The comments perfectly encapsulate what makes him a unique voice in a crowded landscape of aspiring artists. While America may not have found the next big music superstar in Nathan Parrett, what we did uncover was someone with the courage of his convictions, ready to speak his truth even if it wasn't necessarily what we wanted to hear. He wasn't afraid to put his hand up and say that certain things weren't everything they were cracked up to be, regardless of if that made him the bad guy. Count him as one of the rare people who stands behind what he says.
Yet Nathan has always quantified those statements by pointing out that they are exclusive to his experience. He's happy for the friends and colleagues who found greater success on The Voice than he did. And now that reality TV is far behind him, hindsight has made him able to admit that he's an artist so passionate that sometimes it gets the better of him, and say that he's going to look forward, not behind.
"I am at peace with where I am," Nathan reflected. "I always have a goal in sight. I will always have a goal in sight. That doesn't mean I'll never be content. I'm very happy with my life. I love the people around me and I love singing, no matter what scale.
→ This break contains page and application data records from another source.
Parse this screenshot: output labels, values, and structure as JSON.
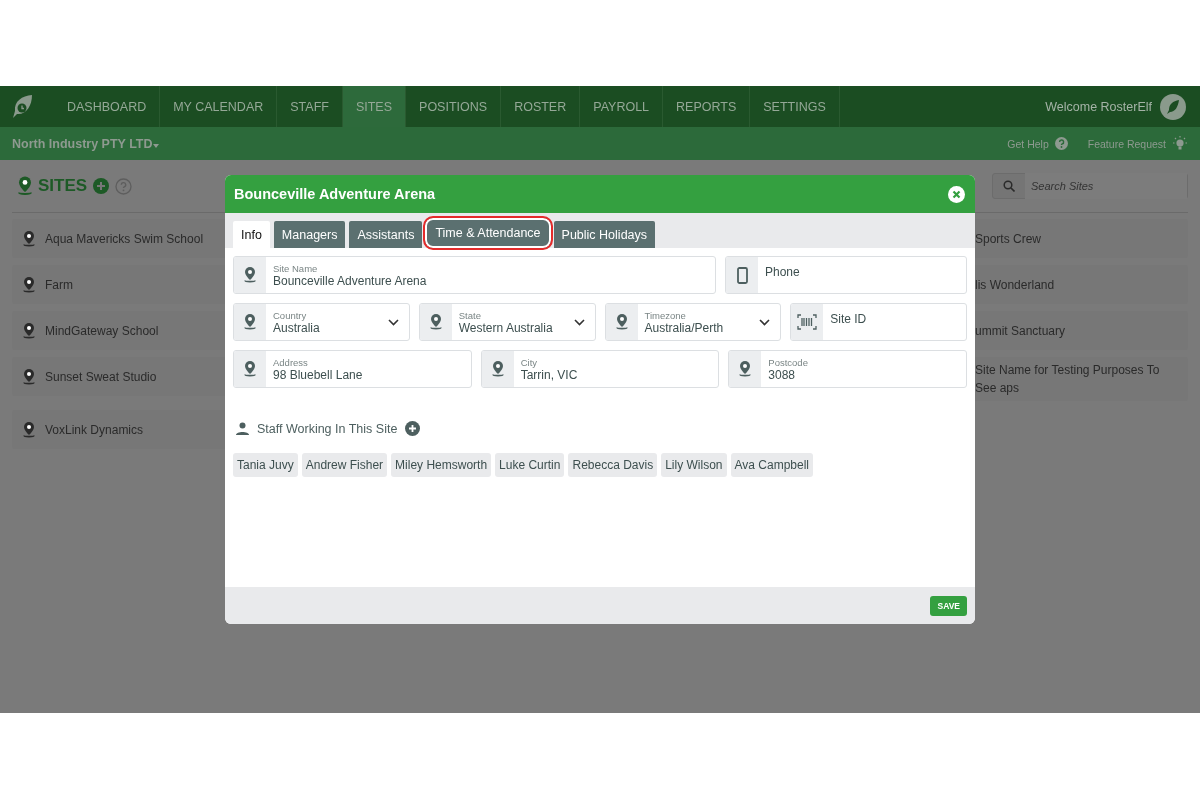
{
  "nav": {
    "items": [
      {
        "label": "DASHBOARD",
        "selected": false
      },
      {
        "label": "MY CALENDAR",
        "selected": false
      },
      {
        "label": "STAFF",
        "selected": false
      },
      {
        "label": "SITES",
        "selected": true
      },
      {
        "label": "POSITIONS",
        "selected": false
      },
      {
        "label": "ROSTER",
        "selected": false
      },
      {
        "label": "PAYROLL",
        "selected": false
      },
      {
        "label": "REPORTS",
        "selected": false
      },
      {
        "label": "SETTINGS",
        "selected": false
      }
    ],
    "welcome": "Welcome RosterElf"
  },
  "subbar": {
    "organisation": "North Industry PTY LTD",
    "links": [
      {
        "label": "Get Help",
        "kind": "help"
      },
      {
        "label": "Feature Request",
        "kind": "idea"
      }
    ]
  },
  "page": {
    "title": "SITES",
    "search": {
      "placeholder": "Search Sites"
    },
    "sites_left": [
      "Aqua Mavericks Swim School",
      "Farm",
      "MindGateway School",
      "Sunset Sweat Studio",
      "VoxLink Dynamics"
    ],
    "sites_right": [
      "Sports Crew",
      "lis Wonderland",
      "ummit Sanctuary",
      "Site Name for Testing Purposes To See aps"
    ]
  },
  "modal": {
    "title": "Bounceville Adventure Arena",
    "tabs": [
      {
        "label": "Info",
        "selected": true,
        "highlighted": false
      },
      {
        "label": "Managers",
        "selected": false,
        "highlighted": false
      },
      {
        "label": "Assistants",
        "selected": false,
        "highlighted": false
      },
      {
        "label": "Time & Attendance",
        "selected": false,
        "highlighted": true
      },
      {
        "label": "Public Holidays",
        "selected": false,
        "highlighted": false
      }
    ],
    "field_rows": [
      [
        {
          "label": "Site Name",
          "value": "Bounceville Adventure Arena",
          "kind": "text"
        },
        {
          "placeholder": "Phone",
          "kind": "phone"
        }
      ],
      [
        {
          "label": "Country",
          "value": "Australia",
          "kind": "select"
        },
        {
          "label": "State",
          "value": "Western Australia",
          "kind": "select"
        },
        {
          "label": "Timezone",
          "value": "Australia/Perth",
          "kind": "select"
        },
        {
          "placeholder": "Site ID",
          "kind": "id"
        }
      ],
      [
        {
          "label": "Address",
          "value": "98 Bluebell Lane",
          "kind": "text"
        },
        {
          "label": "City",
          "value": "Tarrin, VIC",
          "kind": "text"
        },
        {
          "label": "Postcode",
          "value": "3088",
          "kind": "text"
        }
      ]
    ],
    "staff_title": "Staff Working In This Site",
    "staff": [
      "Tania Juvy",
      "Andrew Fisher",
      "Miley Hemsworth",
      "Luke Curtin",
      "Rebecca Davis",
      "Lily Wilson",
      "Ava Campbell"
    ],
    "save": "SAVE"
  }
}
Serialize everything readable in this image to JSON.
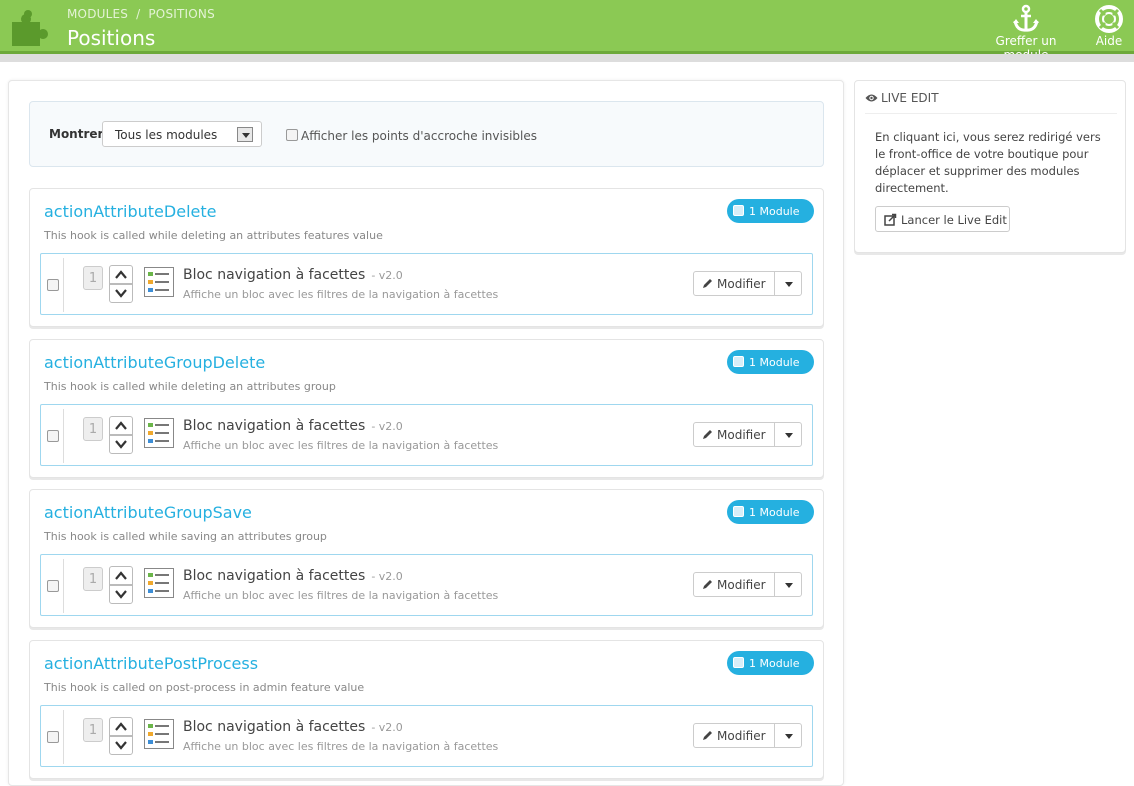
{
  "header": {
    "breadcrumb": [
      "MODULES",
      "POSITIONS"
    ],
    "breadcrumb_sep": "/",
    "title": "Positions",
    "actions": [
      {
        "label": "Greffer un module",
        "icon": "anchor-icon"
      },
      {
        "label": "Aide",
        "icon": "lifebuoy-icon"
      }
    ]
  },
  "filter": {
    "show_label": "Montrer",
    "show_selected": "Tous les modules",
    "invisible_hooks_label": "Afficher les points d'accroche invisibles"
  },
  "hooks": [
    {
      "name": "actionAttributeDelete",
      "description": "This hook is called while deleting an attributes features value",
      "badge": "1 Module",
      "module": {
        "position": "1",
        "name": "Bloc navigation à facettes",
        "version": "- v2.0",
        "description": "Affiche un bloc avec les filtres de la navigation à facettes",
        "edit_label": "Modifier"
      }
    },
    {
      "name": "actionAttributeGroupDelete",
      "description": "This hook is called while deleting an attributes group",
      "badge": "1 Module",
      "module": {
        "position": "1",
        "name": "Bloc navigation à facettes",
        "version": "- v2.0",
        "description": "Affiche un bloc avec les filtres de la navigation à facettes",
        "edit_label": "Modifier"
      }
    },
    {
      "name": "actionAttributeGroupSave",
      "description": "This hook is called while saving an attributes group",
      "badge": "1 Module",
      "module": {
        "position": "1",
        "name": "Bloc navigation à facettes",
        "version": "- v2.0",
        "description": "Affiche un bloc avec les filtres de la navigation à facettes",
        "edit_label": "Modifier"
      }
    },
    {
      "name": "actionAttributePostProcess",
      "description": "This hook is called on post-process in admin feature value",
      "badge": "1 Module",
      "module": {
        "position": "1",
        "name": "Bloc navigation à facettes",
        "version": "- v2.0",
        "description": "Affiche un bloc avec les filtres de la navigation à facettes",
        "edit_label": "Modifier"
      }
    }
  ],
  "live_edit": {
    "heading": "LIVE EDIT",
    "text": "En cliquant ici, vous serez redirigé vers le front-office de votre boutique pour déplacer et supprimer des modules directement.",
    "button_label": "Lancer le Live Edit"
  },
  "colors": {
    "header_green": "#8bc954",
    "accent_blue": "#25b0e0"
  }
}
This last year I've really found happiness in the small things. I have big, big goals, but I'm going to be happy regardless."